At today’s Build 2020 online developer conference, Microsoft introduced a lot about The Edge browser. But what we’re most concerned about is that the software giant is finally pushing the Edge browser to the public in a few weeks. In fact, as early as January this year, the Edge development team announced “full availability” and promised a “slow rollout”, not expecting a few months.
Users finally get a chance to experience The Edge Stable
In February, Microsoft began pushing Edge browsers to Windows Insider testers for the Release Preview channel. However, no one else has received this update except the public user.
Although not explicitly mentioned in the blog post, the formal version of Edge appears to be released as part of the May update (developers have taken the lead and will arrive later this month).
Users are expected to receive a push from the new Edge browser through Windows Update, along with a range of new features. For example, favorites are deeply integrated with Pinterest to save network pictures, text, and links in groups.
Users can see The Pinterest recommendation at the bottom of their favorites and support the export of collections to this service, allowing Edge Insider testers to get the first look next month.
In addition, the sidebar offers new search options that not only reduce the hassle of creating new tabs (tabs), but also display search results directly in the sidebar, which is also scheduled to be pushed to Edge Insider testers in the coming weeks.
Improvements to the Bing search experience complement the Edge browser, and this time is no exception.
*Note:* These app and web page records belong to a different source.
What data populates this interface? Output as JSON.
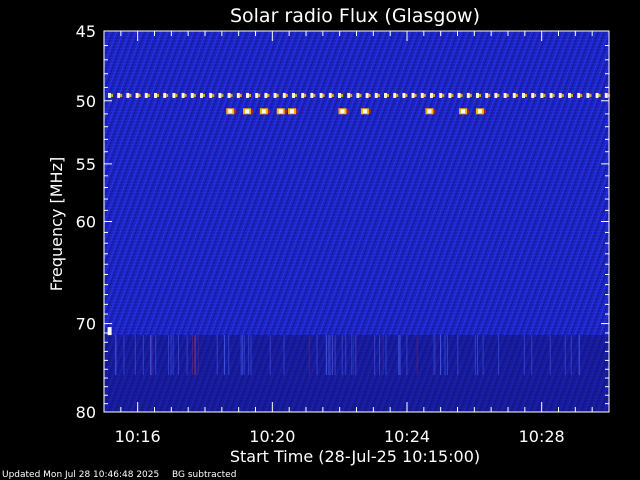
{
  "chart_data": {
    "type": "heatmap",
    "title": "Solar radio Flux (Glasgow)",
    "xlabel": "Start Time (28-Jul-25 10:15:00)",
    "ylabel": "Frequency [MHz]",
    "x_range": [
      "10:15:00",
      "10:30:00"
    ],
    "y_range_mhz": [
      45,
      80
    ],
    "y_scale": "log",
    "y_ticks": [
      45,
      50,
      55,
      60,
      70,
      80
    ],
    "y_tick_labels": [
      "45",
      "50",
      "55",
      "60",
      "70",
      "80"
    ],
    "x_ticks": [
      "10:16",
      "10:20",
      "10:24",
      "10:28"
    ],
    "x_tick_labels": [
      "10:16",
      "10:20",
      "10:24",
      "10:28"
    ],
    "colormap": [
      "#0b0b6e",
      "#1a22c8",
      "#3b52ff",
      "#b03020",
      "#ffaa00",
      "#ffffff"
    ],
    "features": [
      {
        "kind": "interference-line",
        "freq_mhz": 49.6,
        "time_range": [
          "10:15:00",
          "10:30:00"
        ]
      },
      {
        "kind": "burst-row",
        "freq_mhz": 50.8,
        "times": [
          "10:18:45",
          "10:19:15",
          "10:19:45",
          "10:20:15",
          "10:20:35",
          "10:22:05",
          "10:22:45",
          "10:24:40",
          "10:25:40",
          "10:26:10"
        ]
      },
      {
        "kind": "spot",
        "freq_mhz": 70.8,
        "time": "10:15:10"
      }
    ]
  },
  "footer": {
    "updated": "Updated Mon Jul 28 10:46:48 2025",
    "note": "BG subtracted"
  }
}
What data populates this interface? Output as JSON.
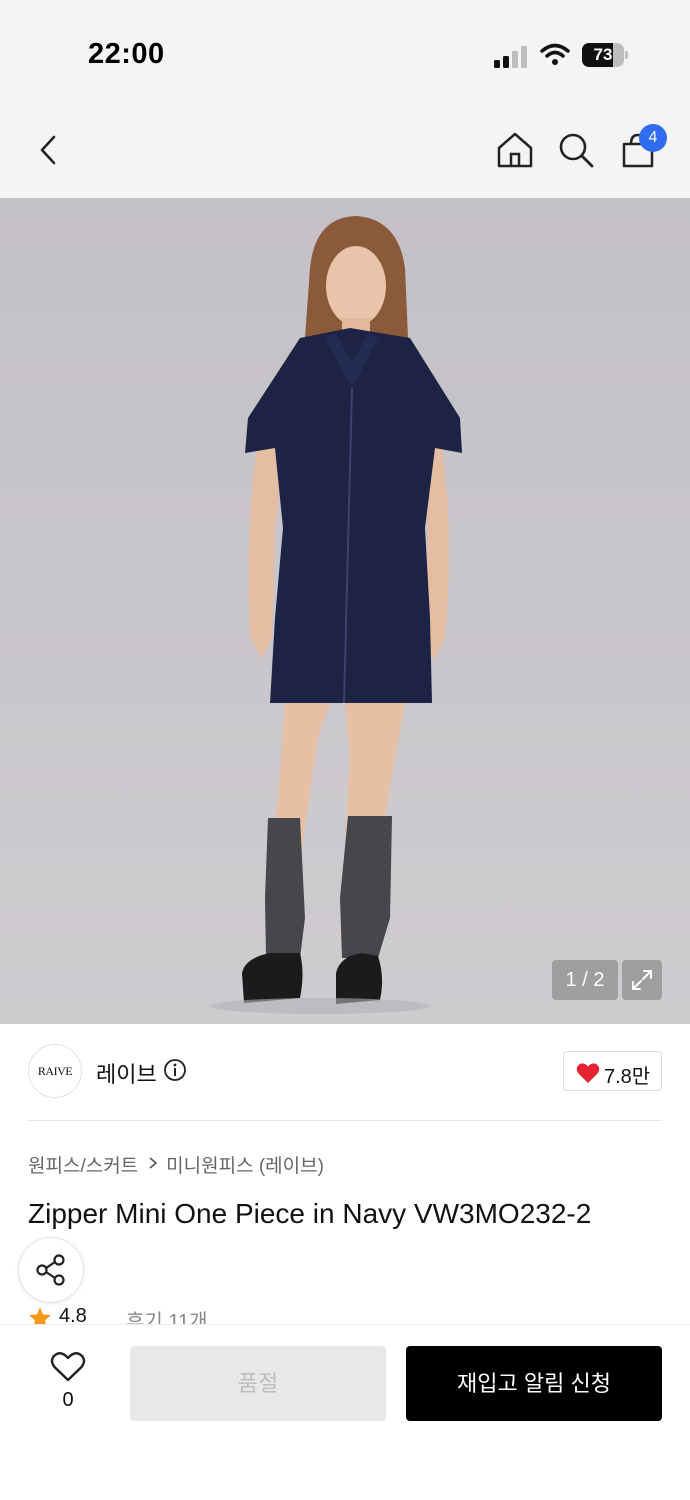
{
  "status_bar": {
    "time": "22:00",
    "battery": "73",
    "battery_level": 0.73
  },
  "header": {
    "back_icon": "chevron-left-icon",
    "home_icon": "home-icon",
    "search_icon": "search-icon",
    "cart_icon": "shopping-bag-icon",
    "cart_count": "4"
  },
  "gallery": {
    "page_indicator": "1 / 2",
    "expand_icon": "expand-icon"
  },
  "brand": {
    "logo_text": "RAIVE",
    "name": "레이브",
    "info_icon": "info-icon",
    "like_icon": "heart-icon",
    "like_count": "7.8만"
  },
  "product": {
    "breadcrumb": [
      "원피스/스커트",
      "미니원피스 (레이브)"
    ],
    "title": "Zipper Mini One Piece in Navy VW3MO232-2",
    "title_overflow": "3",
    "rating": "4.8",
    "review_text": "후기 11개"
  },
  "share": {
    "icon": "share-icon"
  },
  "bottom_bar": {
    "wish_icon": "heart-outline-icon",
    "wish_count": "0",
    "soldout_label": "품절",
    "restock_label": "재입고 알림 신청"
  },
  "colors": {
    "background": "#ffffff",
    "header_bg": "#f4f4f4",
    "badge_blue": "#2f6cf2",
    "heart_red": "#e5232f",
    "star_orange": "#f59a1b",
    "primary_button": "#000000",
    "disabled_button": "#e8e8e8"
  }
}
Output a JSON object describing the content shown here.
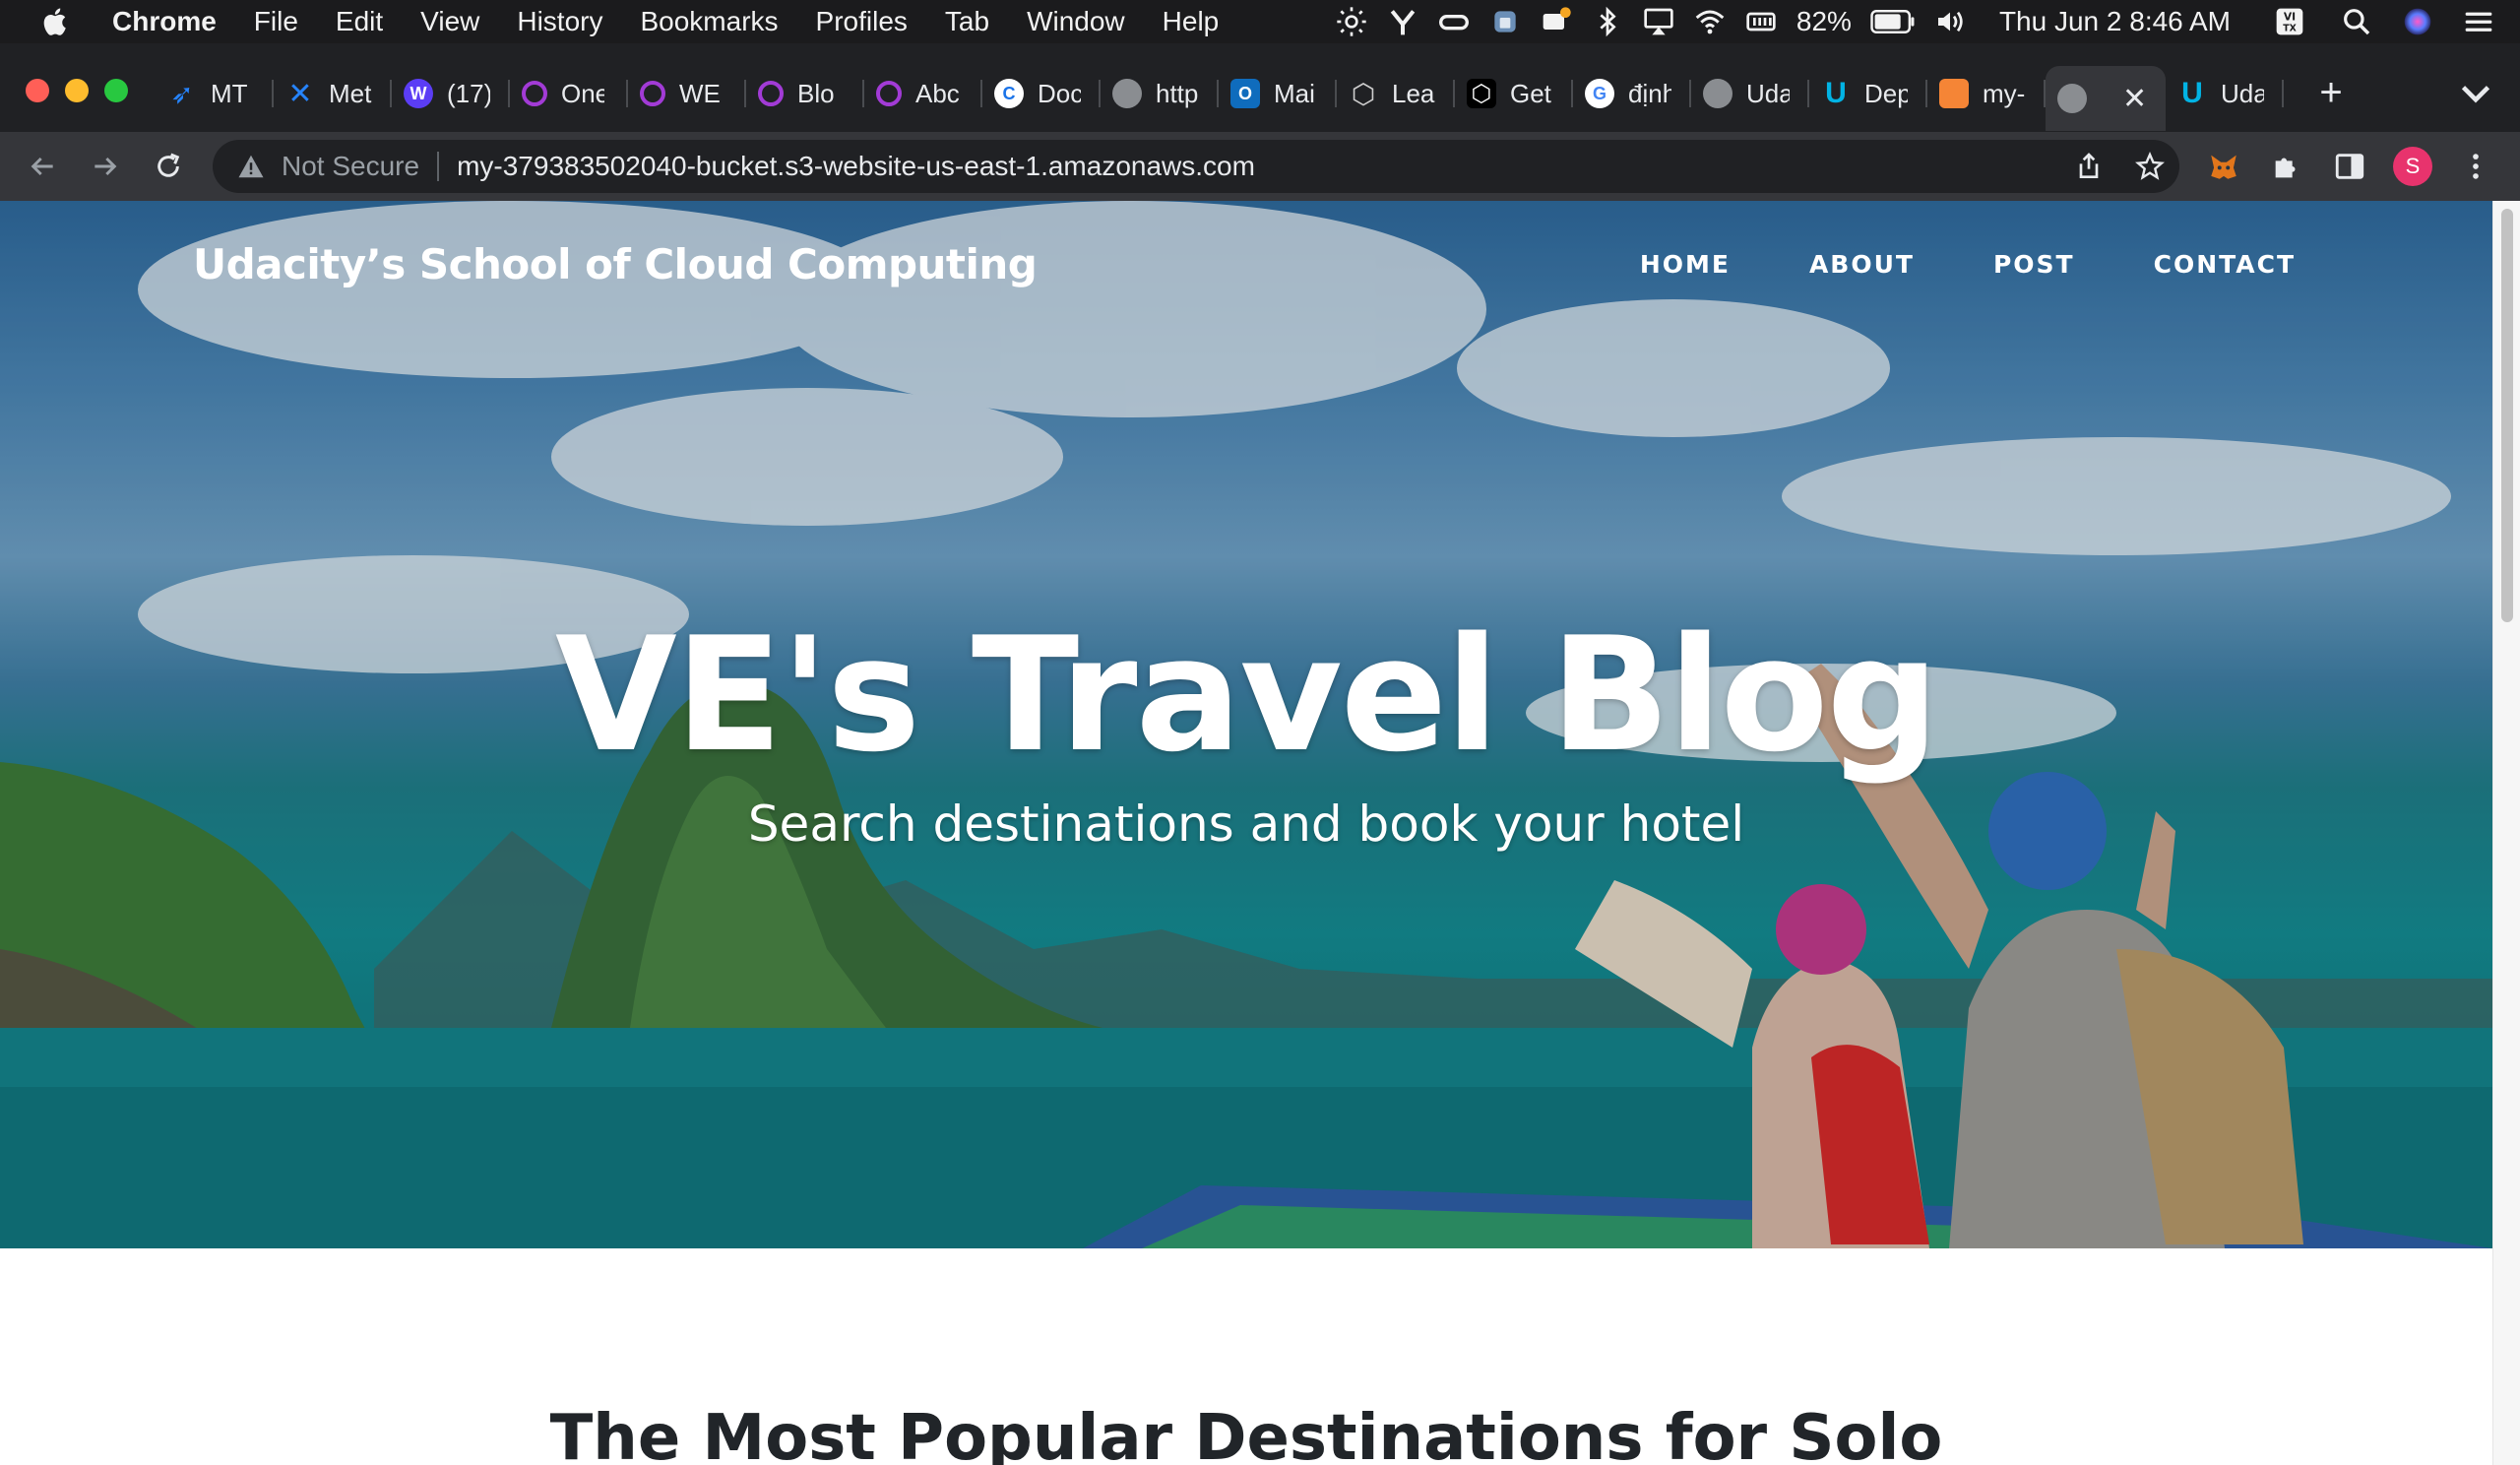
{
  "menubar": {
    "app_name": "Chrome",
    "items": [
      "File",
      "Edit",
      "View",
      "History",
      "Bookmarks",
      "Profiles",
      "Tab",
      "Window",
      "Help"
    ],
    "battery": "82%",
    "datetime": "Thu Jun 2  8:46 AM",
    "input_source": "VI TX"
  },
  "tabs": [
    {
      "title": "MT",
      "icon": "jira-icon",
      "color": "#2684ff"
    },
    {
      "title": "Met",
      "icon": "confluence-icon",
      "color": "#2684ff"
    },
    {
      "title": "(17)",
      "icon": "w-icon",
      "color": "#5b3df5"
    },
    {
      "title": "One",
      "icon": "c-swirl-icon",
      "color": "#a23bd6"
    },
    {
      "title": "WE",
      "icon": "c-swirl-icon",
      "color": "#a23bd6"
    },
    {
      "title": "Blo",
      "icon": "c-swirl-icon",
      "color": "#a23bd6"
    },
    {
      "title": "Abc",
      "icon": "c-swirl-icon",
      "color": "#a23bd6"
    },
    {
      "title": "Doc",
      "icon": "circle-c-icon",
      "color": "#1a73e8"
    },
    {
      "title": "http",
      "icon": "globe-icon",
      "color": "#8a8d91"
    },
    {
      "title": "Mai",
      "icon": "outlook-icon",
      "color": "#0f6cbd"
    },
    {
      "title": "Lea",
      "icon": "unity-icon",
      "color": "#cfcfcf"
    },
    {
      "title": "Get",
      "icon": "unity-dark-icon",
      "color": "#000000"
    },
    {
      "title": "định",
      "icon": "google-icon",
      "color": "#4285f4"
    },
    {
      "title": "Uda",
      "icon": "globe-icon",
      "color": "#8a8d91"
    },
    {
      "title": "Dep",
      "icon": "udacity-icon",
      "color": "#02b3e4"
    },
    {
      "title": "my-",
      "icon": "aws-s3-icon",
      "color": "#f58536"
    }
  ],
  "active_tab": {
    "title": "",
    "icon": "globe-icon",
    "close": "✕"
  },
  "last_tab": {
    "title": "Uda",
    "icon": "udacity-icon",
    "color": "#02b3e4"
  },
  "new_tab": "+",
  "omnibox": {
    "security_label": "Not Secure",
    "url": "my-379383502040-bucket.s3-website-us-east-1.amazonaws.com"
  },
  "profile_initial": "S",
  "site": {
    "brand": "Udacity’s School of Cloud Computing",
    "nav": [
      "HOME",
      "ABOUT",
      "POST",
      "CONTACT"
    ],
    "hero_title": "VE's Travel Blog",
    "hero_subtitle": "Search destinations and book your hotel",
    "section_heading": "The Most Popular Destinations for Solo"
  },
  "colors": {
    "menubar_bg": "#1b1b1d",
    "tabstrip_bg": "#202124",
    "toolbar_bg": "#35363a",
    "heading_text": "#212529",
    "close_red": "#ff5f57",
    "minimize_yellow": "#febc2e",
    "zoom_green": "#28c840"
  }
}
For example, when you log in with your work account, you’ll have a new “work” page in addition to the images, shopping, news, and other tags.
The idea is to find the internal areas of your organization through Windows Search to retrieve related files, people, and resources in your internal site. Integration with Power BI will arrive at the end of June.
Finally, Microsoft released a preview of WebView2. As part of the Project Reunion project, it aims to unify Win32 and UWP applications.
Instead of the initial EdgeHTML WebView, developers can integrate Chromium-based WebView2 into their app.